An important ruling by the Supreme Court of Appeal (SCA) brought clarity on the rights of medical schemes in terms of their rules versus what the Medical Schemes Act prescribes.
Legalbrief Today reports:
The case centred on the legal interpretation of prescribed minimum benefits, which refers to 26 chronic conditions and 270 diseases that have to be paid for by schemes no matter the cost. These were placed in law to ensure medical aid members get sufficient coverage and don’t burden the state, according to the ruling, notes a TimesLIVE report. Medical scheme Genesis had refused to pay for the third temporary prosthetic device given to a young girl to help her badly injured leg heal correctly. The condition is a prescribed minimum benefit, meaning the cost has to be covered in full. Genesis contended that if she wanted this paid for it had to be provided for by the state, as per the scheme rules.
The high court ruled in its favour, but the SCA ruled that the Medical Schemes Act trumped the contract between members and medical aid schemes. According to the report, the SCA found that Genesis was ‘shifting the costs of treating patients’ prescribed minimum conditions to the state’.
The Council for Medical Schemes said yesterday: “This is a very important victory. It protects medical scheme members against catastrophic health events in addition to preventing the overburdening of the public sector.”
Business Day reported on another case involving Genesis, in which the scheme is asking the Western Cape High Court to scrap regulation 8 of the Medical Schemes Act, which requires schemes to pay for the prescribed benefits in full.
Seen against this backdrop, the ruling handed down by Judge Eric Leach yesterday potentially has broader significance than the narrow fight between Genesis and a member of the scheme over payment for the treatment of a severely fractured leg.
‘One of the underlying purposes of the PMB provisions … is to ease the demand upon public resources … while at the same time ensuring that members of the medical scheme are able to obtain treatment at a satisfactory level … section 29 (1) (0) and regulation 8, which read together require a medical scheme to pay in full the costs of treatment of PMB conditions … were clearly designed to ensure that members would not be obliged to bear the cost of providing such treatment,’ wrote Leach.

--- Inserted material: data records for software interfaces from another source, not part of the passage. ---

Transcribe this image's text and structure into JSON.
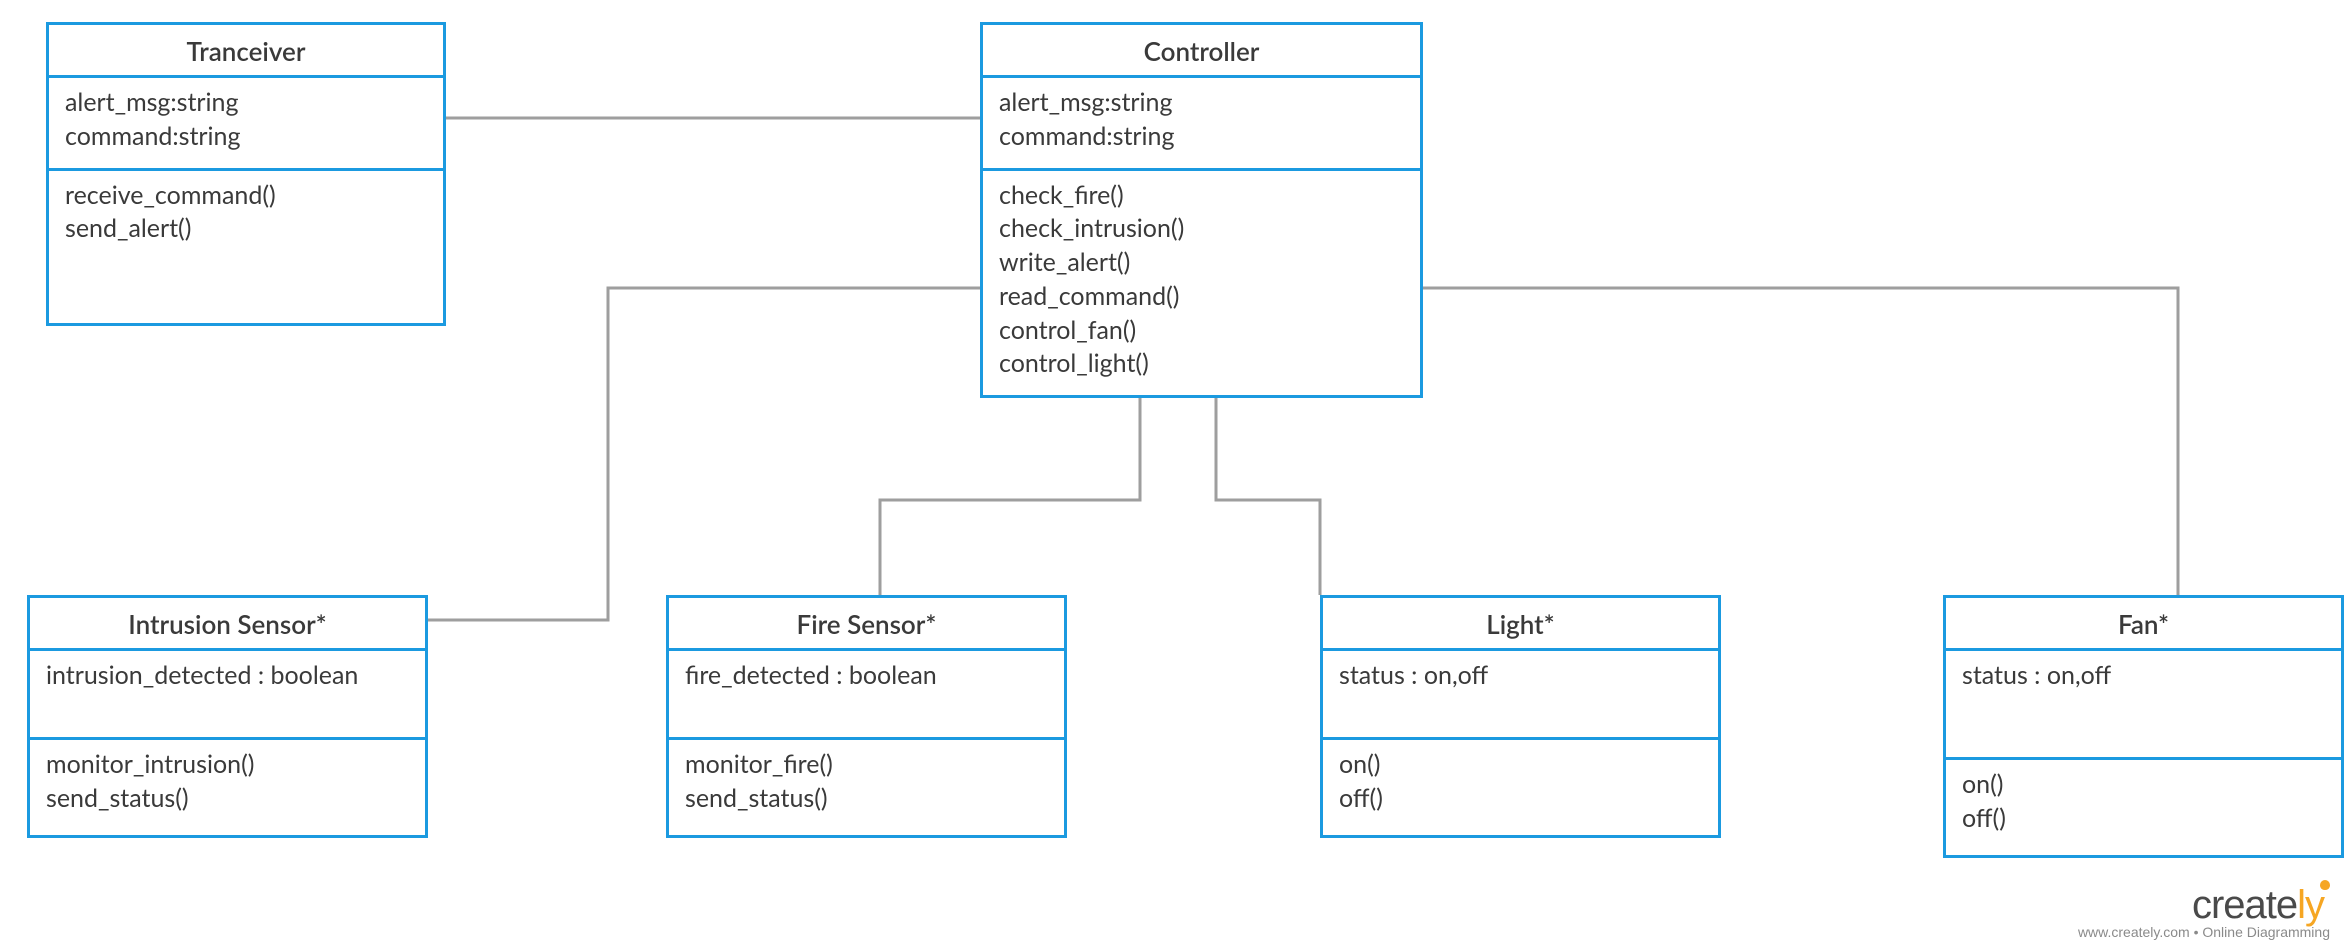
{
  "classes": {
    "tranceiver": {
      "title": "Tranceiver",
      "attrs": [
        "alert_msg:string",
        "command:string"
      ],
      "ops": [
        "receive_command()",
        "send_alert()"
      ]
    },
    "controller": {
      "title": "Controller",
      "attrs": [
        "alert_msg:string",
        "command:string"
      ],
      "ops": [
        "check_fire()",
        "check_intrusion()",
        "write_alert()",
        "read_command()",
        "control_fan()",
        "control_light()"
      ]
    },
    "intrusion": {
      "title": "Intrusion Sensor*",
      "attrs": [
        "intrusion_detected : boolean"
      ],
      "ops": [
        "monitor_intrusion()",
        "send_status()"
      ]
    },
    "fire": {
      "title": "Fire Sensor*",
      "attrs": [
        "fire_detected : boolean"
      ],
      "ops": [
        "monitor_fire()",
        "send_status()"
      ]
    },
    "light": {
      "title": "Light*",
      "attrs": [
        "status : on,off"
      ],
      "ops": [
        "on()",
        "off()"
      ]
    },
    "fan": {
      "title": "Fan*",
      "attrs": [
        "status : on,off"
      ],
      "ops": [
        "on()",
        "off()"
      ]
    }
  },
  "brand": {
    "logo_left": "create",
    "logo_right": "ly",
    "sub": "www.creately.com • Online Diagramming"
  },
  "colors": {
    "border": "#1b9ae0",
    "connector": "#9e9e9e"
  }
}
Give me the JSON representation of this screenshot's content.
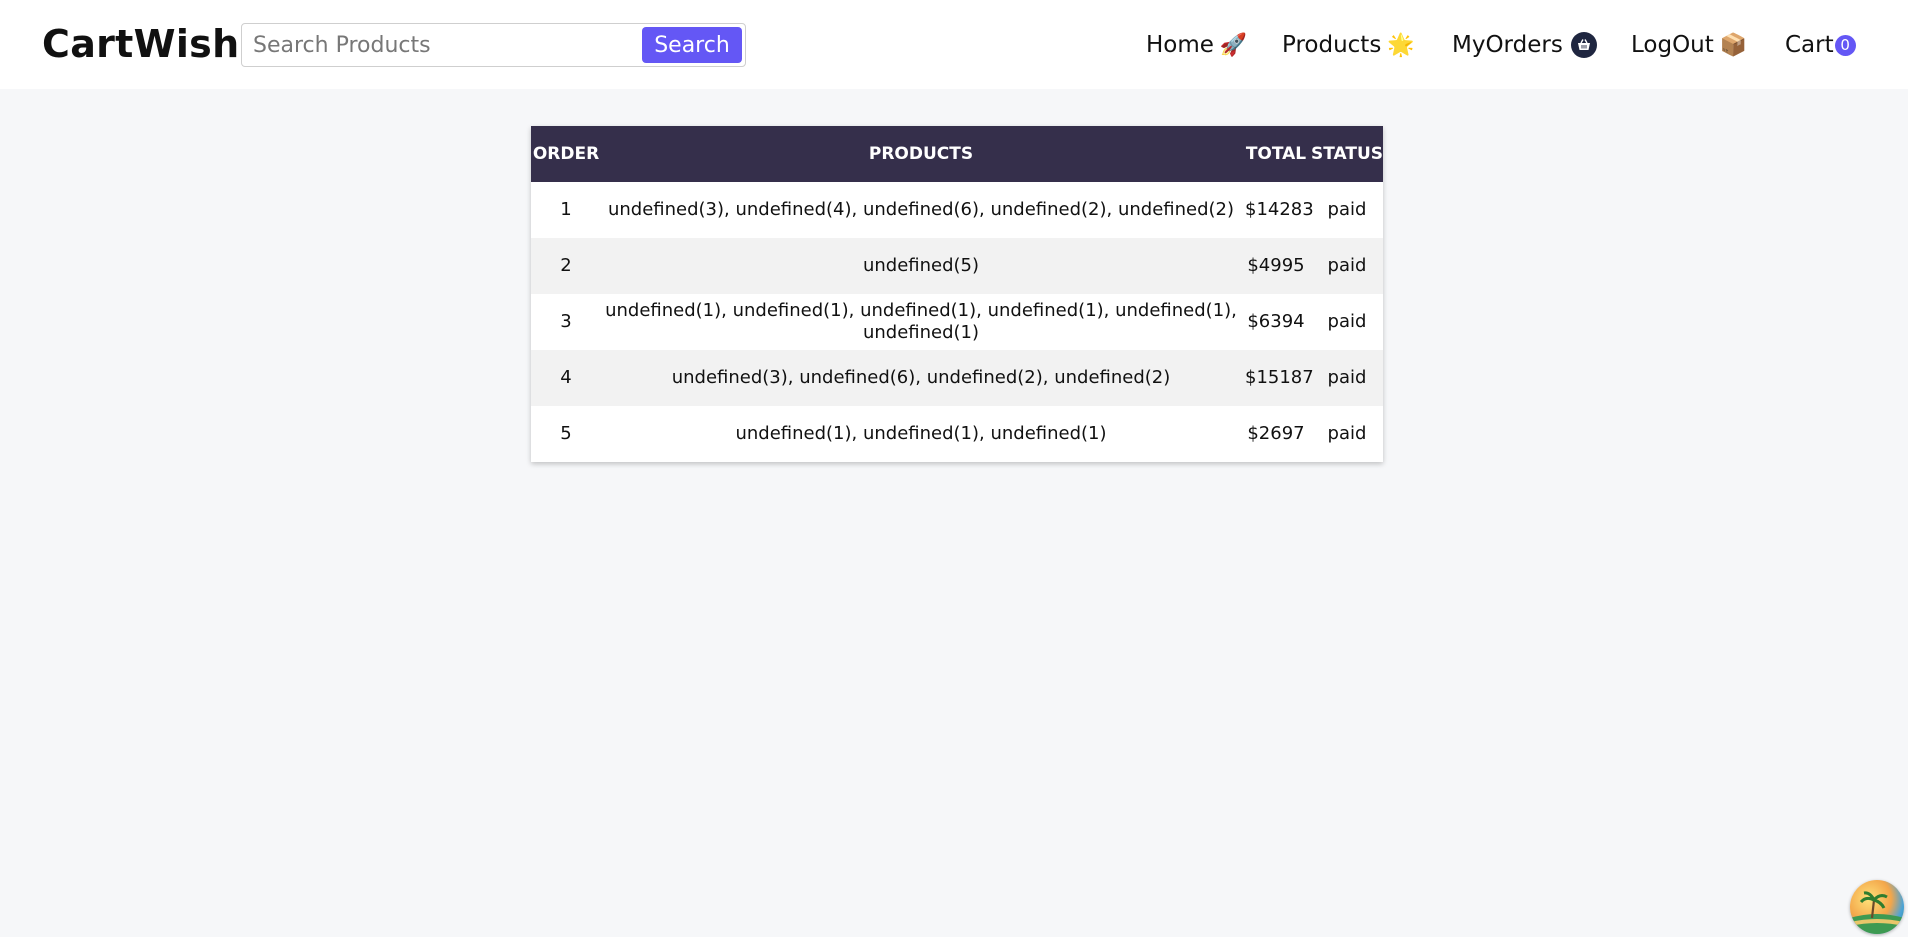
{
  "navbar": {
    "brand": "CartWish",
    "search": {
      "placeholder": "Search Products",
      "value": "",
      "button_label": "Search"
    },
    "links": [
      {
        "label": "Home",
        "icon": "rocket-icon",
        "glyph": "🚀"
      },
      {
        "label": "Products",
        "icon": "star-icon",
        "glyph": "🌟"
      },
      {
        "label": "MyOrders",
        "icon": "basket-icon"
      },
      {
        "label": "LogOut",
        "icon": "package-icon",
        "glyph": "📦"
      },
      {
        "label": "Cart",
        "badge": "0"
      }
    ]
  },
  "orders": {
    "headers": [
      "ORDER",
      "PRODUCTS",
      "TOTAL",
      "STATUS"
    ],
    "rows": [
      {
        "order": "1",
        "products": "undefined(3), undefined(4), undefined(6), undefined(2), undefined(2)",
        "total": "$14283",
        "status": "paid"
      },
      {
        "order": "2",
        "products": "undefined(5)",
        "total": "$4995",
        "status": "paid"
      },
      {
        "order": "3",
        "products": "undefined(1), undefined(1), undefined(1), undefined(1), undefined(1), undefined(1)",
        "total": "$6394",
        "status": "paid"
      },
      {
        "order": "4",
        "products": "undefined(3), undefined(6), undefined(2), undefined(2)",
        "total": "$15187",
        "status": "paid"
      },
      {
        "order": "5",
        "products": "undefined(1), undefined(1), undefined(1)",
        "total": "$2697",
        "status": "paid"
      }
    ]
  },
  "colors": {
    "accent": "#6457f5",
    "table_header": "#352f4b",
    "page_background": "#f6f7f9"
  }
}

According to Business Day, the court said the rules of a medical scheme could not be seen in isolation and Genesis could not contract out of the obligations set out in the Act. It said the Act provided Genesis with the opportunity to manage its liabilities for payments for PMBs by appointing designated service providers but it had failed to do so, and so it was obliged to pay for the member’s prostheses, even though they had been fitted in a private hospital.